Death Shock is a 1981 British adult-themed short horror film. It was credited to Lindsay Honey – better known as adult movie director Ben Dover – although he has denied directing the film, claiming that Bill Wright – aka Frank Thring – actually wrote and directed it. It was released on VHS in the UK by ADB Video Services.
Death Shock was made by the same production team behind the Videx series of films that had been set up by Mike Freeman in 1979, taking advantage of the lack of regulation for video in the UK to shoot a series of ‘videograms’ that were extensively advertised in video magazines until his conviction in 1981. Honey, who had worked as the company’s sales manager, took over and shot one more film – Rock ‘n’ Roll Ransom – before the company was dissolved.
The plot is as slight as slight gets. Three young romantically paired working class couples (two male/female, one female/female) are out for an afternoon of al fresco frolics in the Norfolk countryside when their Ford Granada breaks down. Stranded, they are picked up by a comedy vicar in a vintage jalopy (this is British, after all) and seek refuge in an isolated house where their upper class host secretly spikes the evening meal with aphrodisiacs.
Of course, the delirious guests subsequently spend the night copulating furiously in a variety of combinations. However, events take a sinister turn when one of the girls learns that their host and his friends are dabblers in the Black Arts…

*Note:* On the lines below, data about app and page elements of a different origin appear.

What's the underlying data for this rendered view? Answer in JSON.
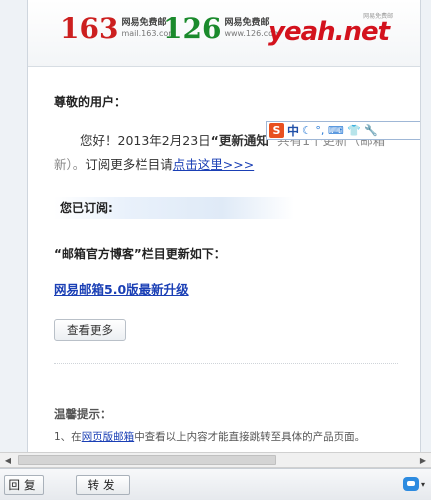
{
  "banner": {
    "logo163": {
      "num": "163",
      "cn": "网易免费邮",
      "url": "mail.163.com"
    },
    "logo126": {
      "num": "126",
      "cn": "网易免费邮",
      "url": "www.126.com"
    },
    "logoYeah": {
      "text": "yeah.net",
      "tag": "网易免费邮"
    }
  },
  "email": {
    "greeting": "尊敬的用户：",
    "intro_pre": "您好！2013年2月23日",
    "intro_bold": "“更新通知”",
    "intro_muted": "共有1个更新（邮箱",
    "intro_muted2": "新）。",
    "intro_mid": "订阅更多栏目请",
    "intro_link": "点击这里>>>",
    "subscribed": "您已订阅:",
    "section_title": "“邮箱官方博客”栏目更新如下：",
    "article_link": "网易邮箱5.0版最新升级",
    "more_button": "查看更多",
    "tips_title": "温馨提示：",
    "tips_1_pre": "1、在",
    "tips_1_link": "网页版邮箱",
    "tips_1_post": "中查看以上内容才能直接跳转至具体的产品页面。"
  },
  "ime": {
    "s": "S",
    "zh": "中",
    "icons": "☾ °, ⌨ 👕 🔧"
  },
  "toolbar": {
    "reply": "回复",
    "forward": "转发"
  },
  "icons": {
    "scroll_left": "◀",
    "scroll_right": "▶",
    "chat": "chat-bubble-icon",
    "caret": "▾"
  }
}
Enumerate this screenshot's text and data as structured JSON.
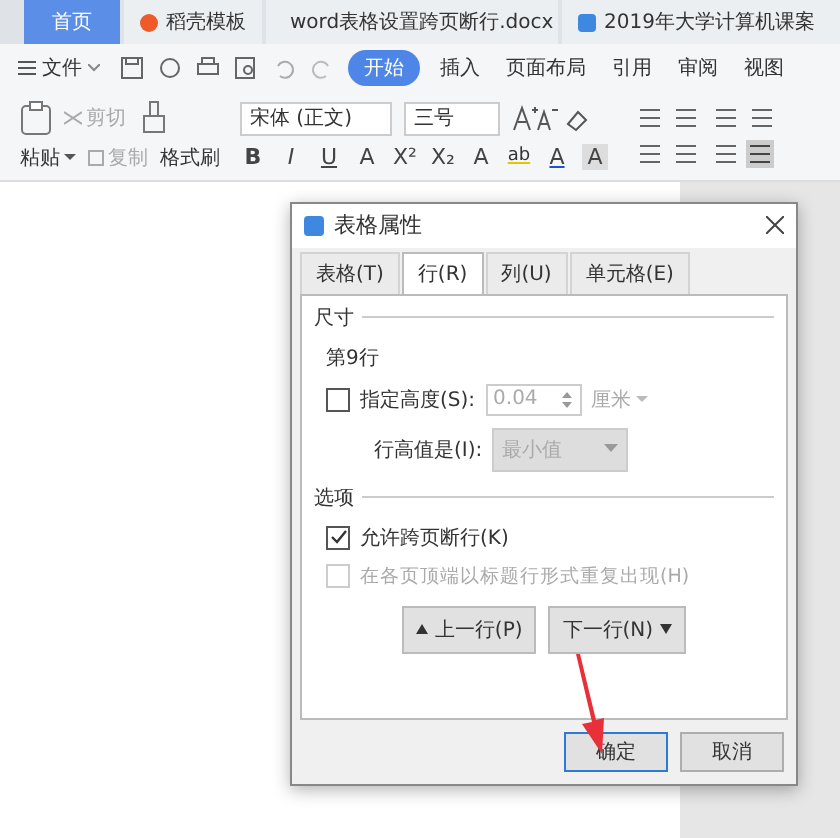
{
  "tabs": [
    {
      "label": "首页",
      "kind": "home",
      "selected": true
    },
    {
      "label": "稻壳模板",
      "kind": "template",
      "selected": false
    },
    {
      "label": "word表格设置跨页断行.docx",
      "kind": "doc",
      "selected": false
    },
    {
      "label": "2019年大学计算机课案",
      "kind": "doc",
      "selected": false
    }
  ],
  "menu": {
    "file": "文件",
    "items": [
      {
        "label": "开始",
        "selected": true
      },
      {
        "label": "插入",
        "selected": false
      },
      {
        "label": "页面布局",
        "selected": false
      },
      {
        "label": "引用",
        "selected": false
      },
      {
        "label": "审阅",
        "selected": false
      },
      {
        "label": "视图",
        "selected": false
      }
    ]
  },
  "ribbon": {
    "paste": "粘贴",
    "cut": "剪切",
    "copy": "复制",
    "format_painter": "格式刷",
    "font": "宋体 (正文)",
    "size": "三号",
    "format_glyphs": [
      "B",
      "I",
      "U",
      "A",
      "X²",
      "X₂",
      "A",
      "ab",
      "A",
      "A"
    ]
  },
  "dialog": {
    "title": "表格属性",
    "tabs": [
      {
        "label": "表格(T)",
        "selected": false
      },
      {
        "label": "行(R)",
        "selected": true
      },
      {
        "label": "列(U)",
        "selected": false
      },
      {
        "label": "单元格(E)",
        "selected": false
      }
    ],
    "size_group": "尺寸",
    "row_label": "第9行",
    "height": {
      "label": "指定高度(S):",
      "checked": false,
      "value": "0.04",
      "unit": "厘米"
    },
    "rule": {
      "label": "行高值是(I):",
      "value": "最小值",
      "disabled": true
    },
    "options_group": "选项",
    "options": [
      {
        "label": "允许跨页断行(K)",
        "checked": true,
        "disabled": false
      },
      {
        "label": "在各页顶端以标题行形式重复出现(H)",
        "checked": false,
        "disabled": true
      }
    ],
    "prev": "上一行(P)",
    "next": "下一行(N)",
    "buttons": [
      {
        "label": "确定",
        "selected": true
      },
      {
        "label": "取消",
        "selected": false
      }
    ]
  }
}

Shot entirely on video during the format’s relative infancy, Death Shock starts off promisingly enough with a fun little pre-titles sequence (scored, amusingly, with Gustav Holst’s ‘Mars: Bringer of War’) in which a female cyclist stumbles upon a satanic ritual in the woods. She flees, is chased down, dragged to an altar, stripped naked and stabbed with a sacrificial dagger. Regrettably, these first few minutes set up a level of expectation that everything post-titles fails to meet.
Foremost in the disappointments department are the sex scenes, which account for most of the slender 47-minute running time but are unimaginative and lamely staged. There doesn’t even appear to have been an attempt to push the boundaries of p*rn acceptability despite it being a ‘Hard Times Production’.
Back in 1982, 8mm home product was still selling well – the semi-hardcore titles from companies such as Knave publisher Russell Gay’s Mistral being surprisingly worthwhile (e.g. Bloodlust) and even the British VHS releases of (trimmed) US hardcore product from outfits such as TCX were far more explicit and much more enticing a prospect than anything in Death Shock.
The dialogue delivery, particularly from the women, is amateurish and handicapped by that monotonous insincerity that Brit smut players seem to have worked into a fine art. Of the participants, only buxom Linzi Drew is recognisable or went on to do anything else of note; long-time partner of Perry, Drew became editor of Penthouse magazine for a period and appeared in cameo roles in “respectable” films An American Werewolf in London for John Landis (in the authentically awful See You Next Tuesday spoof of a British skin flick sequence) and The Lair of the White Worm for Ken Russell.
With precious little in the way of gore or chills to appeal to horror movie aficionados, nor anything near sufficient in the way of naughtiness to satiate the bulk buyers of Kleenex, Death Shock was pretty feckless upon its original release and is pretty feckless still. Yet, in an unpredictable twist of irony, those intervening years have lacquered it with a curious naive charm. As a quaint remnant of those early days of the infiltration of Brit-shot smutties into living rooms across the nation, it’s totally priceless. In fact, with hindsight one might even take a moment to lament that Death Shock II never materialised beyond the tacky Letraset promise on the closing titles!
Never likely to be deemed deserving of an official digital release, the DVD-R of Death Shock that circulates should be snapped up without hesitation, if only for its retro or curiosity appeal. Lifted from a fairly healthy VHS source, it even includes the bonus ten minutes of bloopers, ‘It’ll Be Alright on the Bed’ (which prove, if nothing else, they had fun making it) and a trailer for folk horror classic The Blood on Satan’s Claw (1970) that bolstered up the original UK tape release.
Tim Greaves, MOVIES & MANIA
The motor vehicle images above are courtesy of the Internet Movie Cars Database